CIAO DATE: 10/07
Since 1949, the Federal of Republic of Germany’s titular head of state, the Federal President (Bundespräsident), has set the tone for discussion of the Nazi era and remembrance of the Holocaust. This precedent was established by the first Bundespräsident, Theodor Heuss. Through his speeches, writings, and actions after 1949, Heuss consistently worked for German-Jewish reconciliation, including open dialogue with German Jews and reparations to victims of the Holocaust. He was also the German Jewish community’s strongest ally within the West German state administration. However, his work on behalf of the Jewish community was more than a matter of moral leadership. Heuss was both predisposed towards the Jewish community and assisted behind-the-scenes in his efforts. Before 1933, Heuss, an academic, journalist, and liberal politician, had strong ties to the German Jewish bourgeoisie. After 1949, he developed a close working relationship with Karl Marx, publisher of the Jewish community’s principal newspaper. Marx assisted Heuss in handling the sensitive topic of Holocaust memory; and through Marx, Jewish notables and groups were able to gain unusually easy access to the West German head of state.
In Germany, the Bundestag and the Landtage (state parliaments) in the old Länder (states) have such consistently high levels of party discipline that there is not enough variance to determine the cause of this behavior. The creation of five new democratic state legislatures after the fall of the German Democratic Republic, however, provides a unique opportunity to investigate the origins of party voting.

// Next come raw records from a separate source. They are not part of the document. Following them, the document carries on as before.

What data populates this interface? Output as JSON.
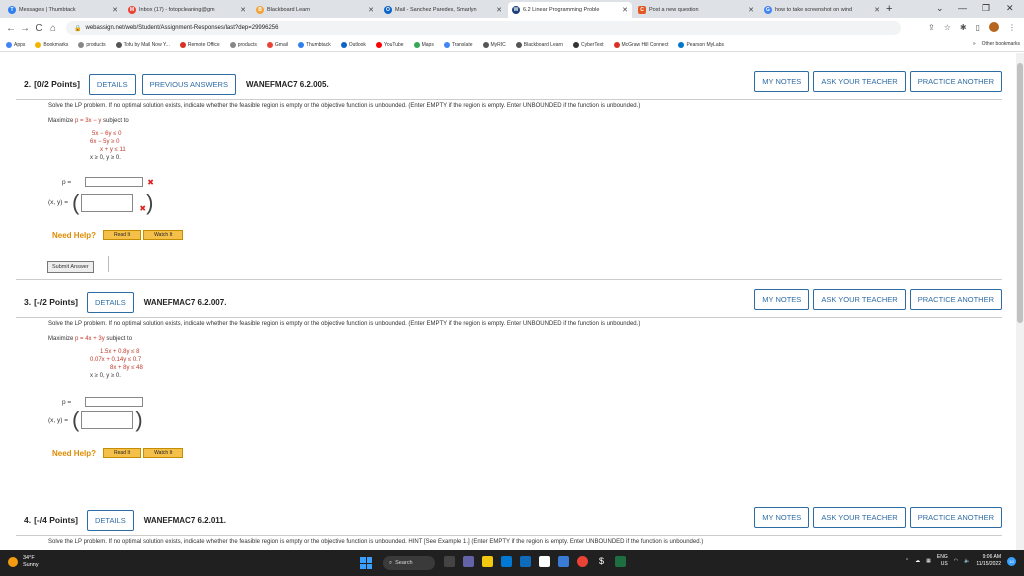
{
  "browser": {
    "tabs": [
      {
        "label": "Messages | Thumbtack",
        "color": "#2f80ed",
        "glyph": "T"
      },
      {
        "label": "Inbox (17) - fotopcleaning@gm",
        "color": "#ea4335",
        "glyph": "M"
      },
      {
        "label": "Blackboard Learn",
        "color": "#f2a33a",
        "glyph": "B"
      },
      {
        "label": "Mail - Sanchez Paredes, Smarlyn",
        "color": "#0a64c8",
        "glyph": "O"
      },
      {
        "label": "6.2 Linear Programming Proble",
        "color": "#1a3f7a",
        "glyph": "W"
      },
      {
        "label": "Post a new question",
        "color": "#e25822",
        "glyph": "C"
      },
      {
        "label": "how to take screenshot on wind",
        "color": "#4285f4",
        "glyph": "G"
      }
    ],
    "active_tab_index": 4,
    "new_tab": "+",
    "url": "webassign.net/web/Student/Assignment-Responses/last?dep=29996256",
    "nav": {
      "back": "←",
      "forward": "→",
      "reload": "C",
      "home": "⌂"
    },
    "bookmarks": [
      {
        "label": "Apps",
        "color": "#4285f4"
      },
      {
        "label": "Bookmarks",
        "color": "#f4b400"
      },
      {
        "label": "products",
        "color": "#888888"
      },
      {
        "label": "Tofu by Mail Now Y...",
        "color": "#555555"
      },
      {
        "label": "Remote Office",
        "color": "#d93025"
      },
      {
        "label": "products",
        "color": "#888888"
      },
      {
        "label": "Gmail",
        "color": "#ea4335"
      },
      {
        "label": "Thumbtack",
        "color": "#2f80ed"
      },
      {
        "label": "Outlook",
        "color": "#0a64c8"
      },
      {
        "label": "YouTube",
        "color": "#ff0000"
      },
      {
        "label": "Maps",
        "color": "#34a853"
      },
      {
        "label": "Translate",
        "color": "#4285f4"
      },
      {
        "label": "MyRIC",
        "color": "#555555"
      },
      {
        "label": "Blackboard Learn",
        "color": "#555555"
      },
      {
        "label": "CyberText",
        "color": "#333333"
      },
      {
        "label": "McGraw Hill Connect",
        "color": "#d93025"
      },
      {
        "label": "Pearson MyLabs",
        "color": "#0077c8"
      }
    ],
    "bookmarks_more": "»",
    "other_bookmarks": "Other bookmarks"
  },
  "questions": [
    {
      "number": "2.",
      "points": "[0/2 Points]",
      "details": "DETAILS",
      "previous": "PREVIOUS ANSWERS",
      "id": "WANEFMAC7 6.2.005.",
      "my_notes": "MY NOTES",
      "ask_teacher": "ASK YOUR TEACHER",
      "practice": "PRACTICE ANOTHER",
      "prompt": "Solve the LP problem. If no optimal solution exists, indicate whether the feasible region is empty or the objective function is unbounded. (Enter EMPTY if the region is empty. Enter UNBOUNDED if the function is unbounded.)",
      "maximize_label": "Maximize",
      "objective": "p = 3x − y",
      "subject_to": "subject to",
      "constraints": [
        "5x − 6y ≤ 0",
        "6x − 5y ≥ 0",
        "x + y ≤ 11"
      ],
      "nonneg": "x ≥ 0, y ≥ 0.",
      "p_label": "p =",
      "xy_label": "(x, y) =",
      "wrong_mark": "✖",
      "need_help": "Need Help?",
      "read_it": "Read It",
      "watch_it": "Watch It",
      "submit": "Submit Answer"
    },
    {
      "number": "3.",
      "points": "[-/2 Points]",
      "details": "DETAILS",
      "id": "WANEFMAC7 6.2.007.",
      "my_notes": "MY NOTES",
      "ask_teacher": "ASK YOUR TEACHER",
      "practice": "PRACTICE ANOTHER",
      "prompt": "Solve the LP problem. If no optimal solution exists, indicate whether the feasible region is empty or the objective function is unbounded. (Enter EMPTY if the region is empty. Enter UNBOUNDED if the function is unbounded.)",
      "maximize_label": "Maximize",
      "objective": "p = 4x + 3y",
      "subject_to": "subject to",
      "constraints": [
        "1.5x + 0.8y ≤ 8",
        "0.07x + 0.14y ≤ 0.7",
        "8x + 8y ≤ 48"
      ],
      "nonneg": "x ≥ 0, y ≥ 0.",
      "p_label": "p =",
      "xy_label": "(x, y) =",
      "need_help": "Need Help?",
      "read_it": "Read It",
      "watch_it": "Watch It"
    },
    {
      "number": "4.",
      "points": "[-/4 Points]",
      "details": "DETAILS",
      "id": "WANEFMAC7 6.2.011.",
      "my_notes": "MY NOTES",
      "ask_teacher": "ASK YOUR TEACHER",
      "practice": "PRACTICE ANOTHER",
      "prompt": "Solve the LP problem. If no optimal solution exists, indicate whether the feasible region is empty or the objective function is unbounded. HINT [See Example 1.] (Enter EMPTY if the region is empty. Enter UNBOUNDED if the function is unbounded.)"
    }
  ],
  "taskbar": {
    "temperature": "34°F",
    "condition": "Sunny",
    "search": "Search",
    "language": "ENG",
    "region": "US",
    "time": "9:06 AM",
    "date": "11/15/2022",
    "notifications": "10"
  }
}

I test which of three hypothesized institutional mechanisms for this practice— the need to keep an executive in office, efficiency incentives, or electoral concerns—was primarily responsible for the emergence of party discipline in the new Länder. The evidence indicates that the need to support the executive branch is the primary cause of party voting. This finding helps explain both the unexpected rise of western German-style party discipline in the eastern states following unification, well as the persistence of the seemingly outdated practice of party discipline in contemporary Germany as a whole.
This article examines how German Turks employ the German Jewish trope to establish an analogous discourse for their own position in German society. Drawing on the literature on immigrant incorporation, we argue that immigrants take more established minority groups as a model in their incorporation process. Here, we examine how German Turks formulate and enact their own incorporation into German society. They do that, we argue, by employing the master narrative and socio-cultural repertoire of Germany’s principal minority, German Jewry. This is accomplished especially in relation to racism and antisemitism, as an organizational model and as a political model in terms of making claims against the German state. We argue that in order to understand immigrant incorporation, it is not sufficient to look at state-immigrant relations only—authors also need to look at immigrant groups’ relationships with other minority groups.
Germany’s behavior during the lead-up to the United States’ invasion of Iraq in 2003 seemed to confirm that the country is marked by a strategic culture of pacifism and multilateralism. However, a closer look at German actions and pattern of participation in military operations reveals that German pacifism is a myth. There was no cross party consensus on German foreign policy in the 1990s around a principled opposition to the use of force. Even in the early years after the Cold War, the Christian Democrats began very quickly, albeit deliberatively and often secretively, to break down legal and psychological barriers to the deployment of German forces abroad. Pacifism persisted on the left of the political spectrum but gave way following a genuine ideological transformation brought about by the experience of the Yugoslav wars. The nature of Germany’s objection to the Iraq invasion, which unlike previous debates did not make ubiquitous references to German history, revealed how much it has changed since the end of the Cold War. Had the election in 2002 gone differently, Germany might even have supported the actions of the U.S. and there would be little talk today of a transatlantic crisis. It is now possible to treat Germany as a “normal” European power.